(Excerpts from an interface dataset)

BEGIN

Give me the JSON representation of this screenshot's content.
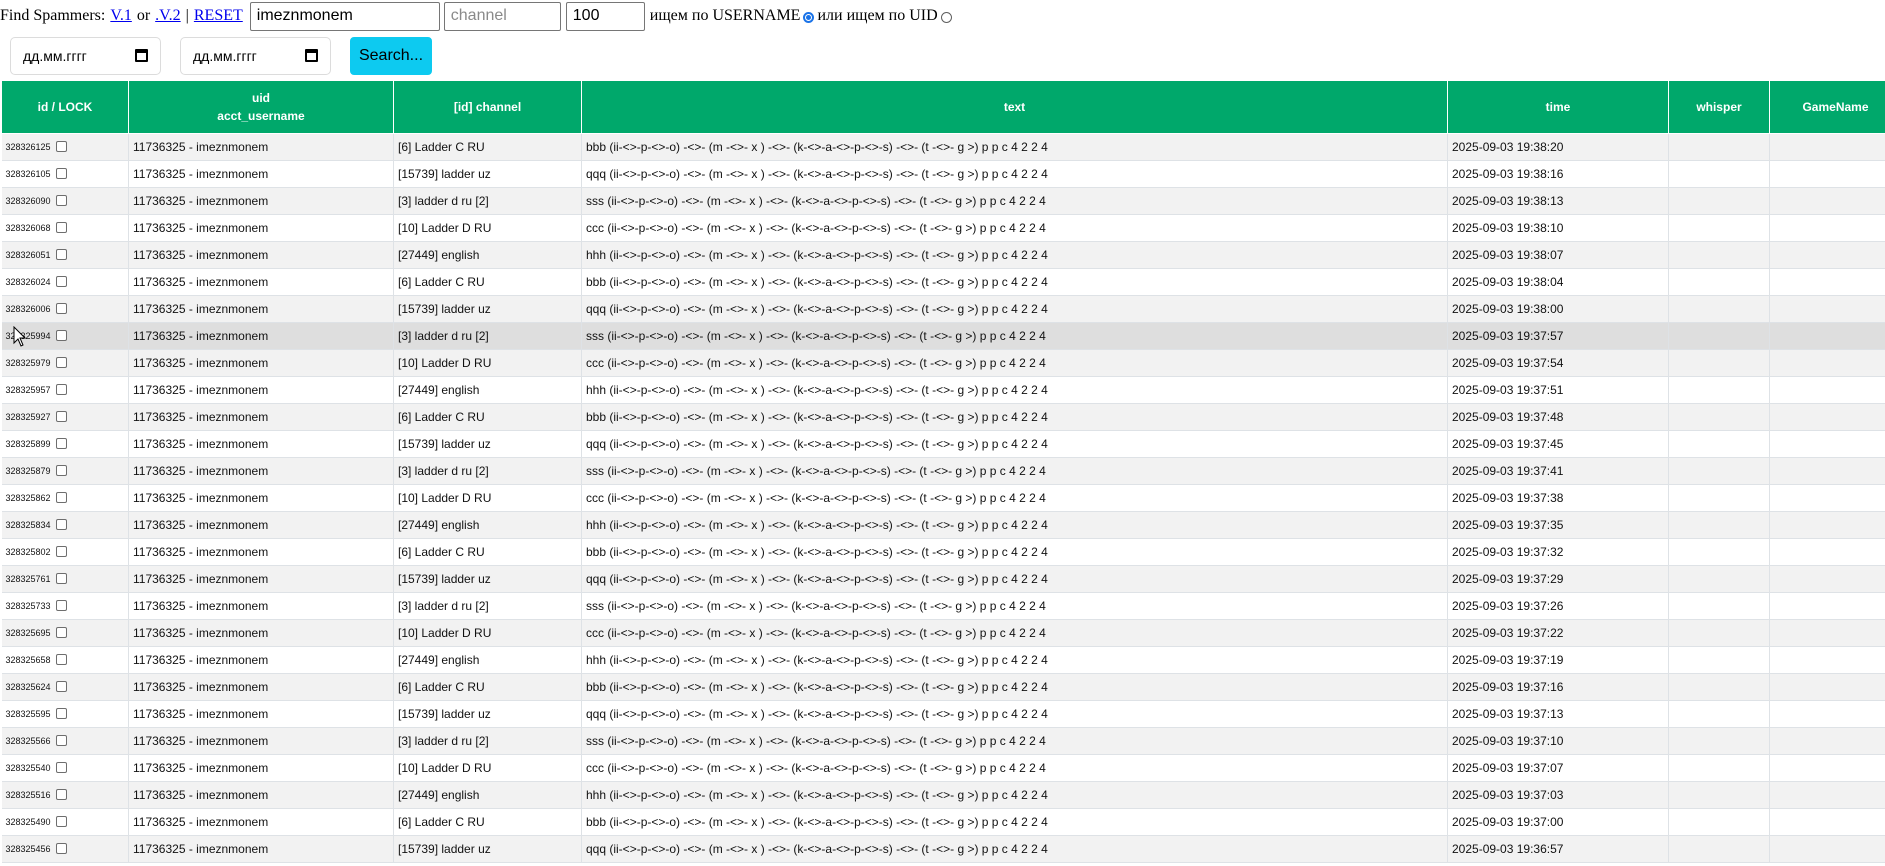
{
  "filters": {
    "find_label": "Find Spammers:",
    "v1_link": "V.1",
    "or_text": "or",
    "v2_link": ".V.2",
    "separator": "|",
    "reset_link": "RESET",
    "username_value": "imeznmonem",
    "channel_placeholder": "channel",
    "limit_value": "100",
    "by_username_label": "ищем по USERNAME",
    "by_uid_label": "или ищем по UID",
    "selected_mode": "username",
    "date_from_placeholder": "дд.мм.гггг",
    "date_to_placeholder": "дд.мм.гггг",
    "search_button": "Search..."
  },
  "colors": {
    "header_bg": "#00a86b",
    "button_bg": "#0dcaf0",
    "link": "#0000ee"
  },
  "table": {
    "columns": {
      "id_lock": "id / LOCK",
      "uid_line1": "uid",
      "uid_line2": "acct_username",
      "channel": "[id] channel",
      "text": "text",
      "time": "time",
      "whisper": "whisper",
      "gamename": "GameName"
    },
    "rows": [
      {
        "id": "328326125",
        "uid": "11736325 - imeznmonem",
        "channel": "[6] Ladder C RU",
        "text": "bbb (ii-<>-p-<>-o) -<>- (m -<>- x ) -<>- (k-<>-a-<>-p-<>-s) -<>- (t -<>- g >) p p c 4 2 2 4",
        "time": "2025-09-03 19:38:20"
      },
      {
        "id": "328326105",
        "uid": "11736325 - imeznmonem",
        "channel": "[15739] ladder uz",
        "text": "qqq (ii-<>-p-<>-o) -<>- (m -<>- x ) -<>- (k-<>-a-<>-p-<>-s) -<>- (t -<>- g >) p p c 4 2 2 4",
        "time": "2025-09-03 19:38:16"
      },
      {
        "id": "328326090",
        "uid": "11736325 - imeznmonem",
        "channel": "[3] ladder d ru [2]",
        "text": "sss (ii-<>-p-<>-o) -<>- (m -<>- x ) -<>- (k-<>-a-<>-p-<>-s) -<>- (t -<>- g >) p p c 4 2 2 4",
        "time": "2025-09-03 19:38:13"
      },
      {
        "id": "328326068",
        "uid": "11736325 - imeznmonem",
        "channel": "[10] Ladder D RU",
        "text": "ccc (ii-<>-p-<>-o) -<>- (m -<>- x ) -<>- (k-<>-a-<>-p-<>-s) -<>- (t -<>- g >) p p c 4 2 2 4",
        "time": "2025-09-03 19:38:10"
      },
      {
        "id": "328326051",
        "uid": "11736325 - imeznmonem",
        "channel": "[27449] english",
        "text": "hhh (ii-<>-p-<>-o) -<>- (m -<>- x ) -<>- (k-<>-a-<>-p-<>-s) -<>- (t -<>- g >) p p c 4 2 2 4",
        "time": "2025-09-03 19:38:07"
      },
      {
        "id": "328326024",
        "uid": "11736325 - imeznmonem",
        "channel": "[6] Ladder C RU",
        "text": "bbb (ii-<>-p-<>-o) -<>- (m -<>- x ) -<>- (k-<>-a-<>-p-<>-s) -<>- (t -<>- g >) p p c 4 2 2 4",
        "time": "2025-09-03 19:38:04"
      },
      {
        "id": "328326006",
        "uid": "11736325 - imeznmonem",
        "channel": "[15739] ladder uz",
        "text": "qqq (ii-<>-p-<>-o) -<>- (m -<>- x ) -<>- (k-<>-a-<>-p-<>-s) -<>- (t -<>- g >) p p c 4 2 2 4",
        "time": "2025-09-03 19:38:00"
      },
      {
        "id": "328325994",
        "uid": "11736325 - imeznmonem",
        "channel": "[3] ladder d ru [2]",
        "text": "sss (ii-<>-p-<>-o) -<>- (m -<>- x ) -<>- (k-<>-a-<>-p-<>-s) -<>- (t -<>- g >) p p c 4 2 2 4",
        "time": "2025-09-03 19:37:57",
        "hover": true
      },
      {
        "id": "328325979",
        "uid": "11736325 - imeznmonem",
        "channel": "[10] Ladder D RU",
        "text": "ccc (ii-<>-p-<>-o) -<>- (m -<>- x ) -<>- (k-<>-a-<>-p-<>-s) -<>- (t -<>- g >) p p c 4 2 2 4",
        "time": "2025-09-03 19:37:54"
      },
      {
        "id": "328325957",
        "uid": "11736325 - imeznmonem",
        "channel": "[27449] english",
        "text": "hhh (ii-<>-p-<>-o) -<>- (m -<>- x ) -<>- (k-<>-a-<>-p-<>-s) -<>- (t -<>- g >) p p c 4 2 2 4",
        "time": "2025-09-03 19:37:51"
      },
      {
        "id": "328325927",
        "uid": "11736325 - imeznmonem",
        "channel": "[6] Ladder C RU",
        "text": "bbb (ii-<>-p-<>-o) -<>- (m -<>- x ) -<>- (k-<>-a-<>-p-<>-s) -<>- (t -<>- g >) p p c 4 2 2 4",
        "time": "2025-09-03 19:37:48"
      },
      {
        "id": "328325899",
        "uid": "11736325 - imeznmonem",
        "channel": "[15739] ladder uz",
        "text": "qqq (ii-<>-p-<>-o) -<>- (m -<>- x ) -<>- (k-<>-a-<>-p-<>-s) -<>- (t -<>- g >) p p c 4 2 2 4",
        "time": "2025-09-03 19:37:45"
      },
      {
        "id": "328325879",
        "uid": "11736325 - imeznmonem",
        "channel": "[3] ladder d ru [2]",
        "text": "sss (ii-<>-p-<>-o) -<>- (m -<>- x ) -<>- (k-<>-a-<>-p-<>-s) -<>- (t -<>- g >) p p c 4 2 2 4",
        "time": "2025-09-03 19:37:41"
      },
      {
        "id": "328325862",
        "uid": "11736325 - imeznmonem",
        "channel": "[10] Ladder D RU",
        "text": "ccc (ii-<>-p-<>-o) -<>- (m -<>- x ) -<>- (k-<>-a-<>-p-<>-s) -<>- (t -<>- g >) p p c 4 2 2 4",
        "time": "2025-09-03 19:37:38"
      },
      {
        "id": "328325834",
        "uid": "11736325 - imeznmonem",
        "channel": "[27449] english",
        "text": "hhh (ii-<>-p-<>-o) -<>- (m -<>- x ) -<>- (k-<>-a-<>-p-<>-s) -<>- (t -<>- g >) p p c 4 2 2 4",
        "time": "2025-09-03 19:37:35"
      },
      {
        "id": "328325802",
        "uid": "11736325 - imeznmonem",
        "channel": "[6] Ladder C RU",
        "text": "bbb (ii-<>-p-<>-o) -<>- (m -<>- x ) -<>- (k-<>-a-<>-p-<>-s) -<>- (t -<>- g >) p p c 4 2 2 4",
        "time": "2025-09-03 19:37:32"
      },
      {
        "id": "328325761",
        "uid": "11736325 - imeznmonem",
        "channel": "[15739] ladder uz",
        "text": "qqq (ii-<>-p-<>-o) -<>- (m -<>- x ) -<>- (k-<>-a-<>-p-<>-s) -<>- (t -<>- g >) p p c 4 2 2 4",
        "time": "2025-09-03 19:37:29"
      },
      {
        "id": "328325733",
        "uid": "11736325 - imeznmonem",
        "channel": "[3] ladder d ru [2]",
        "text": "sss (ii-<>-p-<>-o) -<>- (m -<>- x ) -<>- (k-<>-a-<>-p-<>-s) -<>- (t -<>- g >) p p c 4 2 2 4",
        "time": "2025-09-03 19:37:26"
      },
      {
        "id": "328325695",
        "uid": "11736325 - imeznmonem",
        "channel": "[10] Ladder D RU",
        "text": "ccc (ii-<>-p-<>-o) -<>- (m -<>- x ) -<>- (k-<>-a-<>-p-<>-s) -<>- (t -<>- g >) p p c 4 2 2 4",
        "time": "2025-09-03 19:37:22"
      },
      {
        "id": "328325658",
        "uid": "11736325 - imeznmonem",
        "channel": "[27449] english",
        "text": "hhh (ii-<>-p-<>-o) -<>- (m -<>- x ) -<>- (k-<>-a-<>-p-<>-s) -<>- (t -<>- g >) p p c 4 2 2 4",
        "time": "2025-09-03 19:37:19"
      },
      {
        "id": "328325624",
        "uid": "11736325 - imeznmonem",
        "channel": "[6] Ladder C RU",
        "text": "bbb (ii-<>-p-<>-o) -<>- (m -<>- x ) -<>- (k-<>-a-<>-p-<>-s) -<>- (t -<>- g >) p p c 4 2 2 4",
        "time": "2025-09-03 19:37:16"
      },
      {
        "id": "328325595",
        "uid": "11736325 - imeznmonem",
        "channel": "[15739] ladder uz",
        "text": "qqq (ii-<>-p-<>-o) -<>- (m -<>- x ) -<>- (k-<>-a-<>-p-<>-s) -<>- (t -<>- g >) p p c 4 2 2 4",
        "time": "2025-09-03 19:37:13"
      },
      {
        "id": "328325566",
        "uid": "11736325 - imeznmonem",
        "channel": "[3] ladder d ru [2]",
        "text": "sss (ii-<>-p-<>-o) -<>- (m -<>- x ) -<>- (k-<>-a-<>-p-<>-s) -<>- (t -<>- g >) p p c 4 2 2 4",
        "time": "2025-09-03 19:37:10"
      },
      {
        "id": "328325540",
        "uid": "11736325 - imeznmonem",
        "channel": "[10] Ladder D RU",
        "text": "ccc (ii-<>-p-<>-o) -<>- (m -<>- x ) -<>- (k-<>-a-<>-p-<>-s) -<>- (t -<>- g >) p p c 4 2 2 4",
        "time": "2025-09-03 19:37:07"
      },
      {
        "id": "328325516",
        "uid": "11736325 - imeznmonem",
        "channel": "[27449] english",
        "text": "hhh (ii-<>-p-<>-o) -<>- (m -<>- x ) -<>- (k-<>-a-<>-p-<>-s) -<>- (t -<>- g >) p p c 4 2 2 4",
        "time": "2025-09-03 19:37:03"
      },
      {
        "id": "328325490",
        "uid": "11736325 - imeznmonem",
        "channel": "[6] Ladder C RU",
        "text": "bbb (ii-<>-p-<>-o) -<>- (m -<>- x ) -<>- (k-<>-a-<>-p-<>-s) -<>- (t -<>- g >) p p c 4 2 2 4",
        "time": "2025-09-03 19:37:00"
      },
      {
        "id": "328325456",
        "uid": "11736325 - imeznmonem",
        "channel": "[15739] ladder uz",
        "text": "qqq (ii-<>-p-<>-o) -<>- (m -<>- x ) -<>- (k-<>-a-<>-p-<>-s) -<>- (t -<>- g >) p p c 4 2 2 4",
        "time": "2025-09-03 19:36:57"
      }
    ]
  }
}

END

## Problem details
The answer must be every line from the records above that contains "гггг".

## Completed task
    "date_from_placeholder": "дд.мм.гггг",
    "date_to_placeholder": "дд.мм.гггг",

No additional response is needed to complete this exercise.